Appraised Value: $4,000 - $5,000 (2006)
IMAGE: 1 of 1
Appraisal Video: (2:53)
GUEST: My mother enjoyed antiquing and she picked it up, probably somewhere in Atlanta. I know a couple of years after she bought it, she had it appraised. I don't know what happened to the appraisal. When she passed away and we closed down her estate, I thought it was very pretty and put it up on a shelf.
APPRAISER: Well, this was made by the Rookwood Pottery of Cincinnati, Ohio, which was one of the largest
potteries in the country and, really, in the world.
APPRAISER: This type of Rookwood wear-- the brown glaze, or standard glaze, which was imitated by many other
potteries in this country-- is not really much in favor these days because it has a Victorian flavor to it. However, this is a particularly lovely example of the silver overlaid standard glaze.
GUEST: That is silver, then.
APPRAISER: It is silver.
APPRAISER: The silver was added on afterwards by the Gorham Company. The silverwork usually gets cleaned over and over again. As it gets cleaned, two things happen. The silver polish will seep in through the crazing of the glaze and so you'll have dark brown staining. Also when you clean the silver, oftentimes the cloth will get stuck in one of the tiny little pieces and snap them off. In this condition, it is so rare and so pristine. So that's really exciting, the fact that you have this very dark silver is very charming.
GUEST: Okay, so I should really just leave it alone.
APPRAISER: I would leave it like that.
GUEST: Just dust it?
APPRAISER: That's correct. I would not... it's a question of preference, but I would not clean it if you
could avoid it.
GUEST: Okay. It's good, I don't like cleaning silver anyway.

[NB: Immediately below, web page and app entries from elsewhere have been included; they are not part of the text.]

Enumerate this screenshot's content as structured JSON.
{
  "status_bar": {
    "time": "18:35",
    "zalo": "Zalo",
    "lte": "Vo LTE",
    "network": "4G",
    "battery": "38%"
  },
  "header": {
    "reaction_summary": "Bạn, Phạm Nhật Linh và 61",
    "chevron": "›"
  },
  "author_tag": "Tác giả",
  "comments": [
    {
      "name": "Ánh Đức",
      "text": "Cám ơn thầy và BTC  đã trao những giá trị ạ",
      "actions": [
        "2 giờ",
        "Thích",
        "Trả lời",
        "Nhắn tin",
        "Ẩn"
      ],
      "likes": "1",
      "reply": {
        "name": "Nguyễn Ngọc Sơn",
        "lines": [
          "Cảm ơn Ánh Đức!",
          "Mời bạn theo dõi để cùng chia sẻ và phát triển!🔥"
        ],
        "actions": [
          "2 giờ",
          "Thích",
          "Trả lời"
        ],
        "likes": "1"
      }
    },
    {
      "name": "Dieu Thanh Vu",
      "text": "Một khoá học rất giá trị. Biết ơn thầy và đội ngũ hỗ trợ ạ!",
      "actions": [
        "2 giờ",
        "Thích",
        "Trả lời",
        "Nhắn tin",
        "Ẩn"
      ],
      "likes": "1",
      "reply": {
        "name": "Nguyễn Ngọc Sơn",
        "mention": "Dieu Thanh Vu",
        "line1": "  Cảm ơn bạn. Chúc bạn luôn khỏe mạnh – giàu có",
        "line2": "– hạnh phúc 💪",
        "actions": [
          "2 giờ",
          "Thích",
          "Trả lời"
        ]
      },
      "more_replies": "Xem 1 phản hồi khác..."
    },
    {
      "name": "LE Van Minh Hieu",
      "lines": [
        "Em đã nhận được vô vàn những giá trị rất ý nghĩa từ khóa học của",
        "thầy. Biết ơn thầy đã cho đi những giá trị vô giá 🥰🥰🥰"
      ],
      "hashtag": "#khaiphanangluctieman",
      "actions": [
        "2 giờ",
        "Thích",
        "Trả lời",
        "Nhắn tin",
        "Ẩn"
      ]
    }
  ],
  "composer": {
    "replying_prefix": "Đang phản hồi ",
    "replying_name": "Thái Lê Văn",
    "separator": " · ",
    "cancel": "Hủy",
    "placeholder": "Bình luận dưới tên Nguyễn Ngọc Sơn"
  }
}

APPRAISER: Now, underneath the silver, you have the work of one of their better artists, Harriet Wilcox. And Harriet Wilcox was known, among other things, for her wonderfully whimsical little creatures. This little fellow is so cute. Harriet Wilcox would've painted the figure and then sprayed the glaze and then added this extra amber overglaze and then fired it again and then the silver overlay. So let me show you the Rookwood mark.
APPRAISER: And here, the mark of the artist, Harriet Wilcox.
APPRAISER: And you can see the Gorham mark here. So, I'm very excited about this piece, and in a gallery I would definitely give it a price of $4,000 to $5,000 retail.
GUEST: Wow, really? That's fun.
APPRAISER: It's that good.
GUEST: That's great.
This website is produced for PBS Online by WGBH Boston. ©1997-2013 WGBH Educational Foundation.
ANTIQUES ROADSHOW is a trademark of the BBC and is produced for PBS by WGBH under license from BBC Worldwide.
WGBH and PBS are not responsible for the content of websites linked to or from ANTIQUES ROADSHOW Online.
PBS is a 501(c)(3) not-for-profit organization.